▶ WHAT THE TASK REQUIRES
Every line of the material below that holds the string "true" should be copied.

════════════════

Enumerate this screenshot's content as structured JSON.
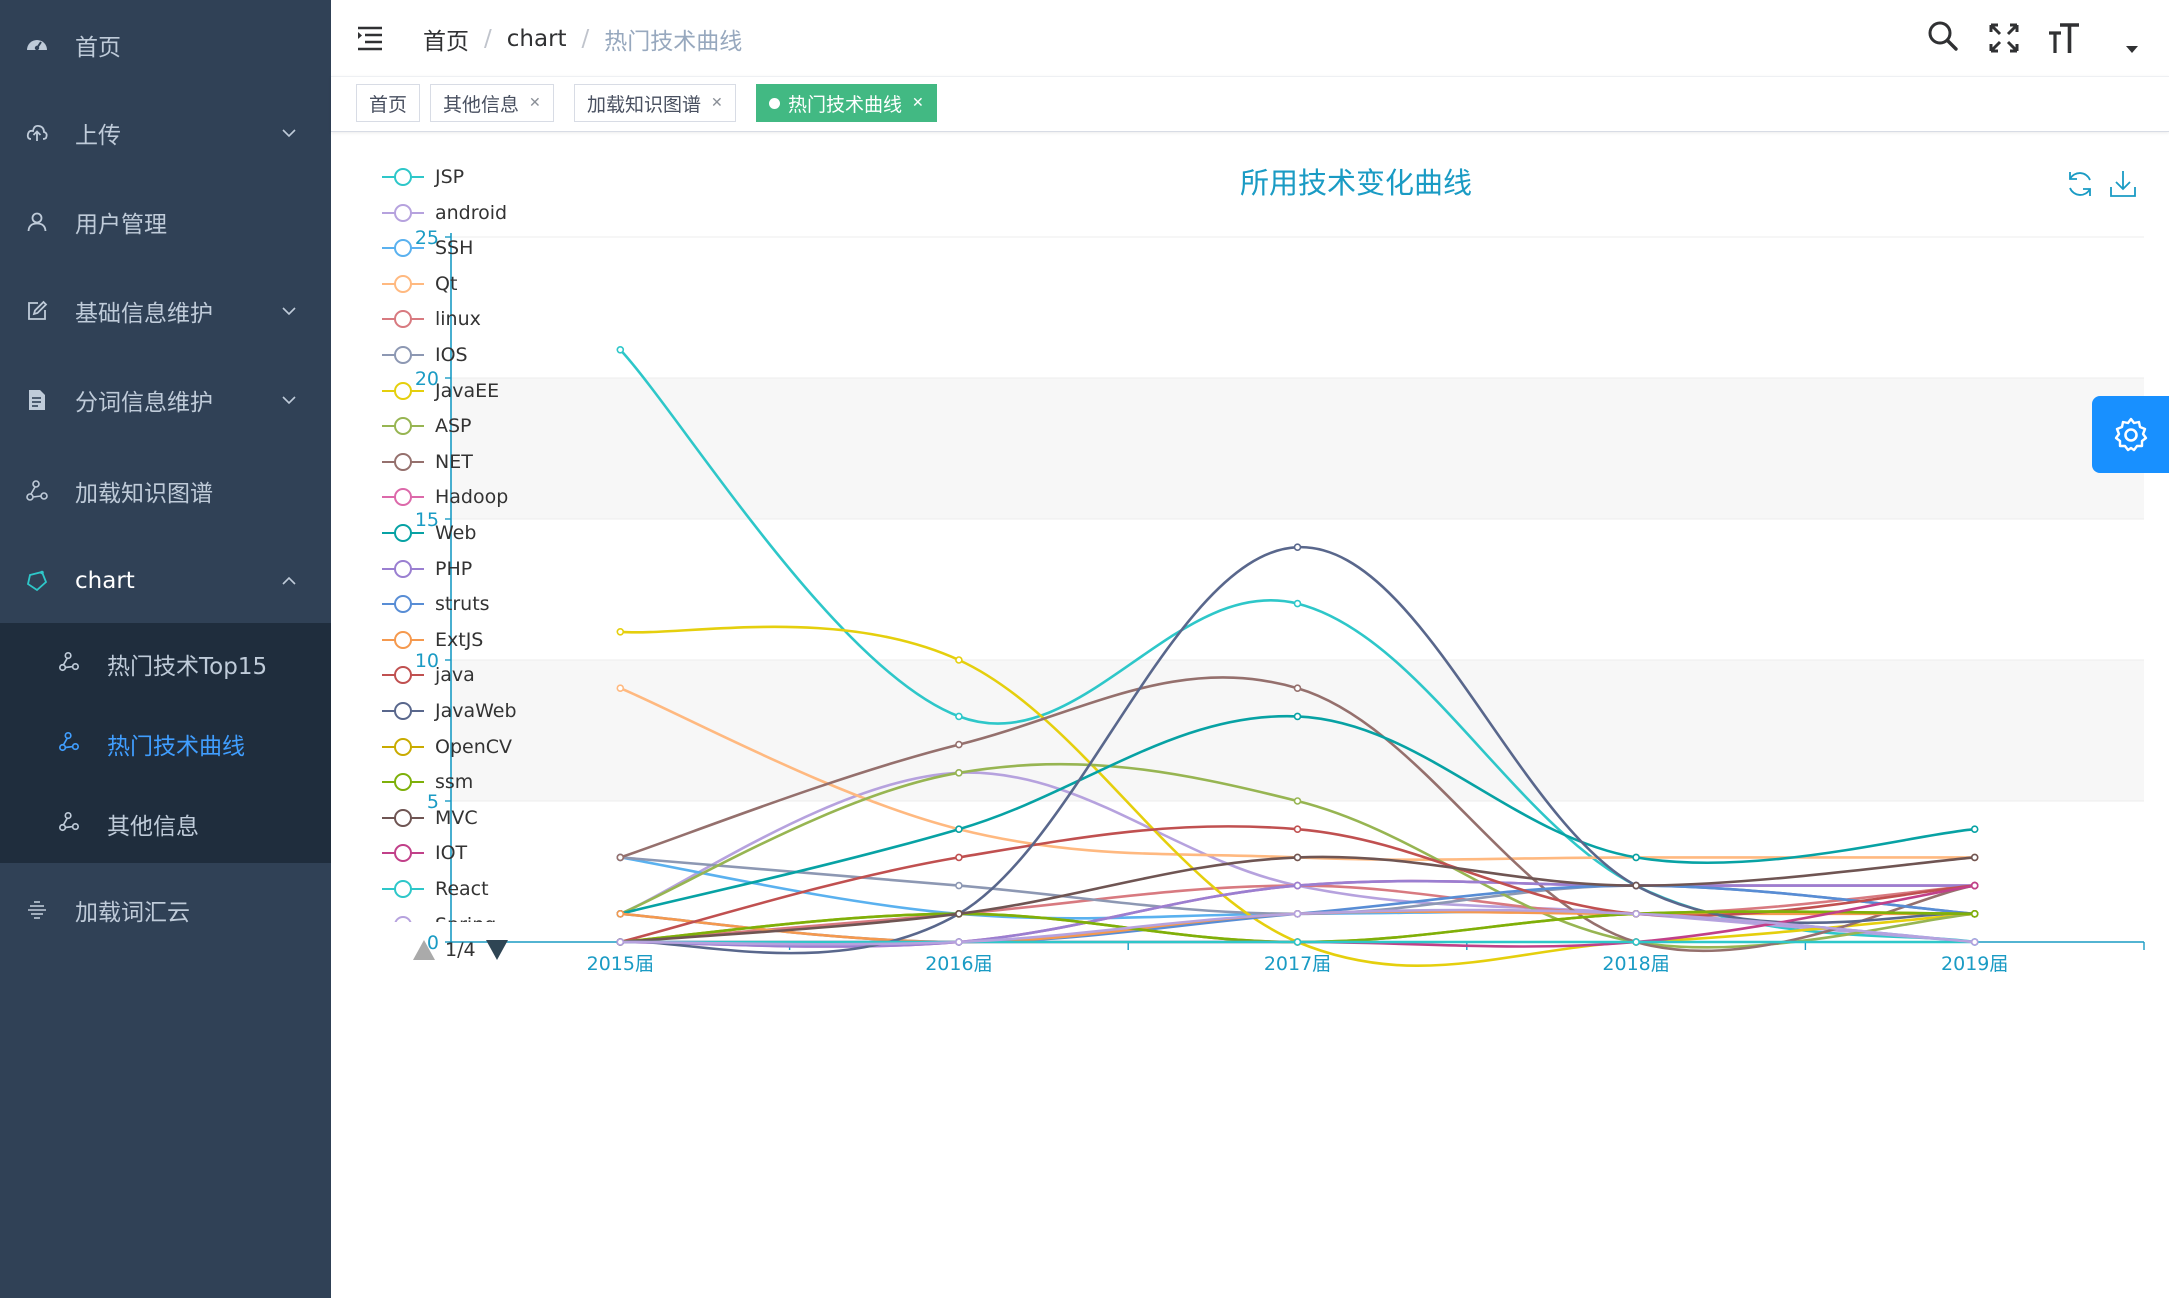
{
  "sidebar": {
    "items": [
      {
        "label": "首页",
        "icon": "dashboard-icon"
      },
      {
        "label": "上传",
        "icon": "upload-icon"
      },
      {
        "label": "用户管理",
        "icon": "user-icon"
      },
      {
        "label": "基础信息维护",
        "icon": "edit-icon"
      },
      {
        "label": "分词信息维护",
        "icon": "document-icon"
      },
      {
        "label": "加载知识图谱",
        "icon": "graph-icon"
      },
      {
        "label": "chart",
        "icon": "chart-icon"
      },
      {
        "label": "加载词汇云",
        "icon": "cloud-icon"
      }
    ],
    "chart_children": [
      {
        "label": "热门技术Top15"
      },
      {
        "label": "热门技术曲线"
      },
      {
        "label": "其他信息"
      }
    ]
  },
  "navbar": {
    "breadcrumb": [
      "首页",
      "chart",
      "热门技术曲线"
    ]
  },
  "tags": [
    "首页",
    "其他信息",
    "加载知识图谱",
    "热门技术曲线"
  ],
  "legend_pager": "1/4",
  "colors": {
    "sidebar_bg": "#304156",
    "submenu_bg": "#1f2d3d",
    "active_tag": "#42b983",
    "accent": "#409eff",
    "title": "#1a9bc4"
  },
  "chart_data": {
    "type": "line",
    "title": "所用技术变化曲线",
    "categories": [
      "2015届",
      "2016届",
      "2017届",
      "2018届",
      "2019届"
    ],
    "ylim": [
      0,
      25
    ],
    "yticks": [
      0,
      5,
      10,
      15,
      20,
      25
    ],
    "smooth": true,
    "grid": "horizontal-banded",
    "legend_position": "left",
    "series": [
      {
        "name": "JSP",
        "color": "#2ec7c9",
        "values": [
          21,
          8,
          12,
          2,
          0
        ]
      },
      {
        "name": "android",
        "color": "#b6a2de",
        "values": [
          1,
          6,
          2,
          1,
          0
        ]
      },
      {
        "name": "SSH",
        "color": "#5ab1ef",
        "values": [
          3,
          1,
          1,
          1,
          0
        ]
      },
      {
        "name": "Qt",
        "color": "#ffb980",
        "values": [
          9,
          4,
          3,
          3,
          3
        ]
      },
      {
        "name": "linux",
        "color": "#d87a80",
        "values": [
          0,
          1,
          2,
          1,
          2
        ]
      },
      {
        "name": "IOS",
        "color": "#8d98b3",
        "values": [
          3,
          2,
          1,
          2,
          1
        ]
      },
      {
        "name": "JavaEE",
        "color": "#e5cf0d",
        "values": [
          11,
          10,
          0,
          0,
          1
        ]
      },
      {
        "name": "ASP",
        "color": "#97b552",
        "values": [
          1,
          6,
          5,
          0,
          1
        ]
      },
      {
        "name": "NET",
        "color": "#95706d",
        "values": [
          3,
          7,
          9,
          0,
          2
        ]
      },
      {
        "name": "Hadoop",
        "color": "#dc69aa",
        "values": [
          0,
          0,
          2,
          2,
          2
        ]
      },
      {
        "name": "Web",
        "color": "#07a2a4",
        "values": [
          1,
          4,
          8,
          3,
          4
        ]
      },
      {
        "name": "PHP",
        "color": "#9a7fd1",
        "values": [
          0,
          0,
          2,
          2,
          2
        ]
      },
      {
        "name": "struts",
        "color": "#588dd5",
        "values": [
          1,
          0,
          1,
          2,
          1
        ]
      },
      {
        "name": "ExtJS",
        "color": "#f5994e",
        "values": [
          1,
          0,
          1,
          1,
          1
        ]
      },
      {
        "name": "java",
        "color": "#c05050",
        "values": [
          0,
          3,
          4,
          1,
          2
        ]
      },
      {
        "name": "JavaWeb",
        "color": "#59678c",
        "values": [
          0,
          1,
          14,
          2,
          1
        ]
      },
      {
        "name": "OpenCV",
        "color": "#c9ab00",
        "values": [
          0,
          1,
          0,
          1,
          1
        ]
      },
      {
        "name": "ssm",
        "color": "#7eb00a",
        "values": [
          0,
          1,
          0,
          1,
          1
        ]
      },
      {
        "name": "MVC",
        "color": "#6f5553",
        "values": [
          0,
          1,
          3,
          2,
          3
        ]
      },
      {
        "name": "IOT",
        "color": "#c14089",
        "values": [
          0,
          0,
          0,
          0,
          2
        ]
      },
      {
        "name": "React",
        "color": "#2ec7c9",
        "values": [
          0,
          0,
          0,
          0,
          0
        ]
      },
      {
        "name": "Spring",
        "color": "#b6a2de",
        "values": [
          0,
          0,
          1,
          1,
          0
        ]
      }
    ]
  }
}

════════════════

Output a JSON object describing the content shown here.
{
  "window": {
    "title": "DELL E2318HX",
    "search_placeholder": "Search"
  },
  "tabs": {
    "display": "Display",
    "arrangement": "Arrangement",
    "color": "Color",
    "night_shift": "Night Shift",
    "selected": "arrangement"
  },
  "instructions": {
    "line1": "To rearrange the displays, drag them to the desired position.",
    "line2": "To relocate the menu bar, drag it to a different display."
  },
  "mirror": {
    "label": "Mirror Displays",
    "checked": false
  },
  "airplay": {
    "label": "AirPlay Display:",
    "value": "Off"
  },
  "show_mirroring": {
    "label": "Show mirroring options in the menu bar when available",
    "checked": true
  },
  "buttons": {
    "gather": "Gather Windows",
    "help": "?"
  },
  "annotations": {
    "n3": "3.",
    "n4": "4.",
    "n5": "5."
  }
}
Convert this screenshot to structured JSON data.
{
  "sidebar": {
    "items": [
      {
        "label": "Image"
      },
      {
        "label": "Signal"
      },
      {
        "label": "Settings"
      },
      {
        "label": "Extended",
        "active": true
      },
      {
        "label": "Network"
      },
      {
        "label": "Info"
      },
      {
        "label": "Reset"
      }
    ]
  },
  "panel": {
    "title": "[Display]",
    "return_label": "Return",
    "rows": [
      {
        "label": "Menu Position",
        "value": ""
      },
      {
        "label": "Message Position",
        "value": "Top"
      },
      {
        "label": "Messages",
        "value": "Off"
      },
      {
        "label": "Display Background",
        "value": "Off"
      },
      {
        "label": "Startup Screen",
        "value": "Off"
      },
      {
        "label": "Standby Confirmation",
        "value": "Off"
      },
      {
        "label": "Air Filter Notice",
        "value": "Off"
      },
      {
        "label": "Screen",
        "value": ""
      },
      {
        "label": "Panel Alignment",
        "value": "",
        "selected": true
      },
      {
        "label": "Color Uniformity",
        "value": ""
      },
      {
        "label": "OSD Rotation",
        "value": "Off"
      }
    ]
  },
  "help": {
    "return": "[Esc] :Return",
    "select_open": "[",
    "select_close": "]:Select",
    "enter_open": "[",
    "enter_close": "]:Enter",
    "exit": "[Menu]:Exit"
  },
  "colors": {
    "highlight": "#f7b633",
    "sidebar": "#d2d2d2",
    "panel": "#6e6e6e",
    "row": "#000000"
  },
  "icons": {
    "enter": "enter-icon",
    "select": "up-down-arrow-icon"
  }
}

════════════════

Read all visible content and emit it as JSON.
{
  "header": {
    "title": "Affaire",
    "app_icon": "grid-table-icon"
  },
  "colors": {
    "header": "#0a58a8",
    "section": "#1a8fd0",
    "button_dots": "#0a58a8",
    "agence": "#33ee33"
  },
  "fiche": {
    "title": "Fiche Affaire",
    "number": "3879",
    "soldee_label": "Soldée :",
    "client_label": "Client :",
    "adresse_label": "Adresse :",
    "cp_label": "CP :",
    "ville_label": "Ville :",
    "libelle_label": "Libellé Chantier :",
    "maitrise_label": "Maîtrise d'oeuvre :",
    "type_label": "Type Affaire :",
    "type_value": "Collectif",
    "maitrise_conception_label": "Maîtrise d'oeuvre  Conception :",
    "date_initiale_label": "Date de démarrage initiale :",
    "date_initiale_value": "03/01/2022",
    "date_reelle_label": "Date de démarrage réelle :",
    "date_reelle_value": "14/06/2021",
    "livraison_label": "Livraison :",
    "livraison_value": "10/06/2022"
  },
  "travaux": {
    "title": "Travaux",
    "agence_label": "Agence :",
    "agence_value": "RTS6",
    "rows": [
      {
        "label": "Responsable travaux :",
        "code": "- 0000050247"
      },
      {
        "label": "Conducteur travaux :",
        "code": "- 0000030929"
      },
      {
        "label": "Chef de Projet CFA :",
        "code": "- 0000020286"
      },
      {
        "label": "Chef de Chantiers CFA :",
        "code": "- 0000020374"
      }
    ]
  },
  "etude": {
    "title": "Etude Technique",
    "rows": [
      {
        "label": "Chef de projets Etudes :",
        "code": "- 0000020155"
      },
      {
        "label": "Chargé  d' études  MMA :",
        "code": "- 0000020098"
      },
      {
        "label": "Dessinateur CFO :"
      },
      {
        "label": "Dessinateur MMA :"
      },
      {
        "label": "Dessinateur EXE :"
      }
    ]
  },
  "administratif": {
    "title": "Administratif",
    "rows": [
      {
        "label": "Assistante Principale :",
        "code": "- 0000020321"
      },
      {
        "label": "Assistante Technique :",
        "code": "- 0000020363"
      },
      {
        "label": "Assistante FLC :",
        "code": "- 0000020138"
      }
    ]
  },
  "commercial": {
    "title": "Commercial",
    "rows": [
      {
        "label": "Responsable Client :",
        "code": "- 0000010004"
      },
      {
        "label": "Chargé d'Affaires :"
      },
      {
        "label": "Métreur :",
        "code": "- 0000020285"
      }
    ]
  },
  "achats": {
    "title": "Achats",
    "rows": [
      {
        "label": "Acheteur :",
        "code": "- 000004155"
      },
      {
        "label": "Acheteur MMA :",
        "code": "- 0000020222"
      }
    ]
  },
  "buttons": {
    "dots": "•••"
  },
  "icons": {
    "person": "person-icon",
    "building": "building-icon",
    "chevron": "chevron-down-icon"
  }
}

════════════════

▶ TASK SOLUTION
    "smooth": true,
    "checked": true
        "active": true
        "selected": true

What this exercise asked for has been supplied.